There are few issues as serious as the risk of how to handle the 600 or so sex offenders in Minnesota treatment facilities, and the expected near doubling of this population in the next decade.
Yet, so far, there doesn’t appear to be a lot of serious consideration among lawmakers and others of what to do. Unfortunately, the issue has become so politicized that solid information is hard to come by.
The Pawlenty administration redacted and edited an in-depth report they requested on the subject last year. The report was supposed to lay out for legislators different options and risks and costs of dealing with this population. But suggestions from researchers that did not meet the Pawlenty administration’s political viewpoints on the issue were removed from the report.
Luckily, an authentic version of the first report has been recovered and now the issue can be considered seriously by legislators and the new governor.
A recent hearing at the Legislature focused on the expected release of two sex offenders from facilities in St. Peter. They have graduated to advanced treatment and were recommended by the appropriate legal panel to be allowed conditional releases as part of their ongoing treatment. These individuals were violent sexual predators and the public is understandably fearful of their release.
But in 17 years of the program, no offenders have been completely released. That puts the program on shaky legal ground, according to Program director Dennis Benson.
There have been court cases brought in other states that raise the risk of immediate release of many offenders if programs are shown to be de facto prisons and don’t offer a pathway to release for inmates. Those programs could be deemed unconstitutional on grounds of people being imprisoned twice for the same crime. These risks should be considered very seriously by state leaders.

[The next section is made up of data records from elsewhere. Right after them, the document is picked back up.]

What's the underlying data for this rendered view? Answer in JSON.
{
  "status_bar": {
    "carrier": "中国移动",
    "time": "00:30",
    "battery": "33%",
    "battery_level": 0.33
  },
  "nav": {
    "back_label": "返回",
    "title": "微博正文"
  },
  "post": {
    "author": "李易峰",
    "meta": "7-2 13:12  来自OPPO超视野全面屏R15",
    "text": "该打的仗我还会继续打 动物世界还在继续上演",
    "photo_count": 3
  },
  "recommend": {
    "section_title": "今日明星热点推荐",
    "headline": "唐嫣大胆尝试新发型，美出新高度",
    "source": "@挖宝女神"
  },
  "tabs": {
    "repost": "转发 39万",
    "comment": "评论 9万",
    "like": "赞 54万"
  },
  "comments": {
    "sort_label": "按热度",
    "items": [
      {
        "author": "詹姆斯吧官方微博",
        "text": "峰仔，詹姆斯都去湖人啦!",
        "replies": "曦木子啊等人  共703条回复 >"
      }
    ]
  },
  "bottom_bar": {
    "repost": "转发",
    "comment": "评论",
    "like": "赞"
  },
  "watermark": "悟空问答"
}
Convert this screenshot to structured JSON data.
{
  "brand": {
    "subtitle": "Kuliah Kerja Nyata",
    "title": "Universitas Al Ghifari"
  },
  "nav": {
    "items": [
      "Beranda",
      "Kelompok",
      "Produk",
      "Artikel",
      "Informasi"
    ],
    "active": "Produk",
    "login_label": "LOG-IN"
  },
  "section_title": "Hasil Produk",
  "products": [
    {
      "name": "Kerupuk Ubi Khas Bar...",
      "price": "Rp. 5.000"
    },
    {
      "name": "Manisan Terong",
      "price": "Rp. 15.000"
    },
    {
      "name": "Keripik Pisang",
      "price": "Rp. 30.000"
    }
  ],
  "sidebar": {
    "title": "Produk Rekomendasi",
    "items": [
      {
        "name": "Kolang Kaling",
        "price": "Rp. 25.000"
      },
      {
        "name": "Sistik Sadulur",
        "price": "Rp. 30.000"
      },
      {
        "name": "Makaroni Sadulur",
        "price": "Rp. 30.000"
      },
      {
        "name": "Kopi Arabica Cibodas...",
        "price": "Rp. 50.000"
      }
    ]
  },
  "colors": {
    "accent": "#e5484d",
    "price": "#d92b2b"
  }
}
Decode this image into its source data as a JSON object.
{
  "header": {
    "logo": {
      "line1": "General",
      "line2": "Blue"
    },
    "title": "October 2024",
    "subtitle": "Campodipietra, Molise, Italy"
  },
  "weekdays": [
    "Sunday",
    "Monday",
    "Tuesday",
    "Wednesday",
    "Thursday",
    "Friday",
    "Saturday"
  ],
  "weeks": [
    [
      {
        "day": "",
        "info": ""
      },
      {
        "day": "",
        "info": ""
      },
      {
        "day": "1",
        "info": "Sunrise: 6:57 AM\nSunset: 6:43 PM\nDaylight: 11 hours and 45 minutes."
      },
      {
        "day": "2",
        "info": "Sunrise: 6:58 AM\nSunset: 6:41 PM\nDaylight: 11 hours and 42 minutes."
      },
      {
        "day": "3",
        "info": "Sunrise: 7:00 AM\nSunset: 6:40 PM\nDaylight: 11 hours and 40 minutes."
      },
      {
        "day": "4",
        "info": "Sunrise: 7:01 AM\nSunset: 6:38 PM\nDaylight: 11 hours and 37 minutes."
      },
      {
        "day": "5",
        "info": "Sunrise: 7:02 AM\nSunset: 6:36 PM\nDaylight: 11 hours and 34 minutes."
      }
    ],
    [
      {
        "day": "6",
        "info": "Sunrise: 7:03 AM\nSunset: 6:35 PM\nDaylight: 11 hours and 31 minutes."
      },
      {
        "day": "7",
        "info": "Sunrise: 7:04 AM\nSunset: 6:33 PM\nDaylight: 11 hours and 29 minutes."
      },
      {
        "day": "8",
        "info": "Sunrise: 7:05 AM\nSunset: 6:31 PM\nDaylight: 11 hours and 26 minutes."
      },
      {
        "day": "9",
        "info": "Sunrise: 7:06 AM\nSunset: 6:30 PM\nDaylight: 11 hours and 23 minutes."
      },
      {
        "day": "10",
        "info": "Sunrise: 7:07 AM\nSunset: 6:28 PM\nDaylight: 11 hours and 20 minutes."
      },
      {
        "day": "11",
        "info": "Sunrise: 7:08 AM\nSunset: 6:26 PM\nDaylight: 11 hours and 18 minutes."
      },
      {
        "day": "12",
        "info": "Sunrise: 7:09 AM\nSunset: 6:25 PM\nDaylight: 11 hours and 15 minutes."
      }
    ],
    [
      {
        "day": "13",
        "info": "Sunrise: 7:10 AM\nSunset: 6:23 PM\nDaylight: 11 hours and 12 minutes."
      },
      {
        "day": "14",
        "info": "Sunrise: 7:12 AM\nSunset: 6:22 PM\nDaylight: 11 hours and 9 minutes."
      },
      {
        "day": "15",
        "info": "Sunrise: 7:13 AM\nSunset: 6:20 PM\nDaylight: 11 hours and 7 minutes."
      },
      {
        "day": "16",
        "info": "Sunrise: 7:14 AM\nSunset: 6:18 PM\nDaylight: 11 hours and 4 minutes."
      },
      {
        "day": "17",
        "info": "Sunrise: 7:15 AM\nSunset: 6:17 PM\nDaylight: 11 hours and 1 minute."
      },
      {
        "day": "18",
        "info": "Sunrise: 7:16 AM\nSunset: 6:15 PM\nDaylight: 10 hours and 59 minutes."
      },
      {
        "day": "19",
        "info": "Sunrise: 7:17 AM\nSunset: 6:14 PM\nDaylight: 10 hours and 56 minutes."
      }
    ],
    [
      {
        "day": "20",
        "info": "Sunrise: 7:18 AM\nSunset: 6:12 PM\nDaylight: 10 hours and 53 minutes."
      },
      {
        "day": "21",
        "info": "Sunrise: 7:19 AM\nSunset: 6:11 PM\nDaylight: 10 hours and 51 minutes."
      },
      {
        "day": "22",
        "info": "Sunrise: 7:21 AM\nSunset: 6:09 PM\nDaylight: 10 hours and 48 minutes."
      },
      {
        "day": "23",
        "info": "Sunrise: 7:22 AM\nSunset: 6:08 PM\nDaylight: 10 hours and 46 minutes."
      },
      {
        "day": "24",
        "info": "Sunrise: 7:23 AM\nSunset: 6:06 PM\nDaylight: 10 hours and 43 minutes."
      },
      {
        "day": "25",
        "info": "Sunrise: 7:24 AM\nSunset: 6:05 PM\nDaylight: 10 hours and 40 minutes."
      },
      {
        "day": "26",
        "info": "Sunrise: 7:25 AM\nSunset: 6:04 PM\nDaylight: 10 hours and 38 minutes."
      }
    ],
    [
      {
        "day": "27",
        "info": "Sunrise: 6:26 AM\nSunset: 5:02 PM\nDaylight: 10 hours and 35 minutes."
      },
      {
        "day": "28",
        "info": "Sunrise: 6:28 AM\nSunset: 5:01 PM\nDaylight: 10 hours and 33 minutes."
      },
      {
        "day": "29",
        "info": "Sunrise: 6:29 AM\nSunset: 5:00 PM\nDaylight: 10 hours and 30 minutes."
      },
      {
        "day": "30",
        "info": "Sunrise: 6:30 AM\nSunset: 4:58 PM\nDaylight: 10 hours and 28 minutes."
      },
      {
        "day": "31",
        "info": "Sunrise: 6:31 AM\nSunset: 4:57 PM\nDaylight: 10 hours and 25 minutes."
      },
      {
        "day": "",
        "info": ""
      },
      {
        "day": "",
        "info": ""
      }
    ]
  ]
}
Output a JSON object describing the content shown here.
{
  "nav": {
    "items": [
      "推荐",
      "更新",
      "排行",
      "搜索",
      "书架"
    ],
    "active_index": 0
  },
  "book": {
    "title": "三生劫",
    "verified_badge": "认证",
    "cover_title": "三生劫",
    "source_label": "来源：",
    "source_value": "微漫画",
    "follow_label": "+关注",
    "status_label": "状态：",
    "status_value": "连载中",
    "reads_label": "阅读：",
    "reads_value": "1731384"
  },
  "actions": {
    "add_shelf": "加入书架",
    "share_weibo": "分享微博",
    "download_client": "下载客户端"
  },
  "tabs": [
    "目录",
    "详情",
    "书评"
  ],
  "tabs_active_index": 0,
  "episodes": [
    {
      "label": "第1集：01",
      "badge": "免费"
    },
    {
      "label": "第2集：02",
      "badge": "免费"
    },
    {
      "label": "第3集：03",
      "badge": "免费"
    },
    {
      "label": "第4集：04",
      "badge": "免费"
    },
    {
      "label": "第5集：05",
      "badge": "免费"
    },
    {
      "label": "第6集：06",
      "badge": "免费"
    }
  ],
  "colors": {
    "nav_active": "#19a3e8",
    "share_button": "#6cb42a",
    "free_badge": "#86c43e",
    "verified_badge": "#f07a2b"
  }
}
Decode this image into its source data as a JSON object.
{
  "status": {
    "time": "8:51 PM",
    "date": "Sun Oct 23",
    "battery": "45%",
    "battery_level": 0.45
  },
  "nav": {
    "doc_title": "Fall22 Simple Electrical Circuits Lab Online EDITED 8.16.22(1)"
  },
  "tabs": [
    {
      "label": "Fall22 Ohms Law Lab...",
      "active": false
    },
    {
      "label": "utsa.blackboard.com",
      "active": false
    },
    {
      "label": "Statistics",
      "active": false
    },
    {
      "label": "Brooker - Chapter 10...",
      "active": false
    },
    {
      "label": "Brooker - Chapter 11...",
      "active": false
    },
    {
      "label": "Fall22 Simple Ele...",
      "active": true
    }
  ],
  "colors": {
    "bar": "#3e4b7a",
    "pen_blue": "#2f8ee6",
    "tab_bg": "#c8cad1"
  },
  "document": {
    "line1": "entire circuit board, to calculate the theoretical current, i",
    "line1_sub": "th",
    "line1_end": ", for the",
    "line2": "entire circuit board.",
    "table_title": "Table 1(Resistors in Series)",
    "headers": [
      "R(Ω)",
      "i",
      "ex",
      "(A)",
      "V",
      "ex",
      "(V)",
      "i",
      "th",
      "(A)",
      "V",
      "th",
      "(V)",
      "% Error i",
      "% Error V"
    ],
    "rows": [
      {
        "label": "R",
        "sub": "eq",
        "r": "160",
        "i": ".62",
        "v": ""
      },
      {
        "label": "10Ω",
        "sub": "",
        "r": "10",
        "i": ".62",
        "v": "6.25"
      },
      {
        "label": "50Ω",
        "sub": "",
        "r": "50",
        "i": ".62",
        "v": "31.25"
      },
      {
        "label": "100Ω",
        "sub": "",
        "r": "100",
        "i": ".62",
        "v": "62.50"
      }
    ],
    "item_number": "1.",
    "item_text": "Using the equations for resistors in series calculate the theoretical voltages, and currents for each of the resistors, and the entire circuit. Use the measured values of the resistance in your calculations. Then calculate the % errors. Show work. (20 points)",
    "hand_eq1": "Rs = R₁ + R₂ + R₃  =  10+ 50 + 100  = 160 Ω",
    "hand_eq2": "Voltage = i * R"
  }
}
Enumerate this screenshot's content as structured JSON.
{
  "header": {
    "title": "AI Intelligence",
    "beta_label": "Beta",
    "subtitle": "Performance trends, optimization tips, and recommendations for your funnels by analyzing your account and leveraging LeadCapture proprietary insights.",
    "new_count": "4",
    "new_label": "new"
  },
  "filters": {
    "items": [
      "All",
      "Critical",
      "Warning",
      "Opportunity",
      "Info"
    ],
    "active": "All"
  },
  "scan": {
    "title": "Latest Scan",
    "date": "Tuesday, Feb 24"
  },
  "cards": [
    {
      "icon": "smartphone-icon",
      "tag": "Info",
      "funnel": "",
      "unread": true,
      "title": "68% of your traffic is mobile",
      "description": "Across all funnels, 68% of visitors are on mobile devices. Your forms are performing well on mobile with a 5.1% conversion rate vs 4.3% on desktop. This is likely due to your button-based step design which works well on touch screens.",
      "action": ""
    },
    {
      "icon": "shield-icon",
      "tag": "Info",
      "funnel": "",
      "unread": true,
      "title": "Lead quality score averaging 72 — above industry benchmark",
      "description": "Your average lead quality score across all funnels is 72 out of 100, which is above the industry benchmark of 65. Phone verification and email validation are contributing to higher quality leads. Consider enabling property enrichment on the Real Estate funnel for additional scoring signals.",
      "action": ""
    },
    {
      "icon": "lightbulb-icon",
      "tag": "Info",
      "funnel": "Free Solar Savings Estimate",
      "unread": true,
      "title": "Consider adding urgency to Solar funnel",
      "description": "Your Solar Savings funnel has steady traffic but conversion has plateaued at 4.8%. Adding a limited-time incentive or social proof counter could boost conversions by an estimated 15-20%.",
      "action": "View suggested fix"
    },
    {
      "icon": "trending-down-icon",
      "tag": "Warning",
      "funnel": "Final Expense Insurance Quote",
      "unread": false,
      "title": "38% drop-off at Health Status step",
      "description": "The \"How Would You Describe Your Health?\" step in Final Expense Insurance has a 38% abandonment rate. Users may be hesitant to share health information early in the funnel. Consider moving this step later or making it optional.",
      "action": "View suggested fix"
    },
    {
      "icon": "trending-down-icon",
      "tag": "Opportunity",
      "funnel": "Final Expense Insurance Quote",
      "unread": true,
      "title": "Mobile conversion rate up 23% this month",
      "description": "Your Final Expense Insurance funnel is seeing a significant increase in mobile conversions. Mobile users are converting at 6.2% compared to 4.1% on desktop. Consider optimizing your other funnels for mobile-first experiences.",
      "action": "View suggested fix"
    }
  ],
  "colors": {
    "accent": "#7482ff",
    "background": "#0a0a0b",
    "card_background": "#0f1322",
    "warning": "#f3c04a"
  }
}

Redacting and editing important reports will not help. Nor is it helpful for legislators like Glencoe Republican Glenn Gruenhagen to suggest barbaric solutions like castration and chain gangs. These would likely not pass legal muster, and they would not solve the problem.
Part of the financial problem we have with the program is that the number of people committed since the Dru Sjodin murder has tripled — not because there is necessarily more who should have been committed but because of political pressures.
— The Free Press, Mankato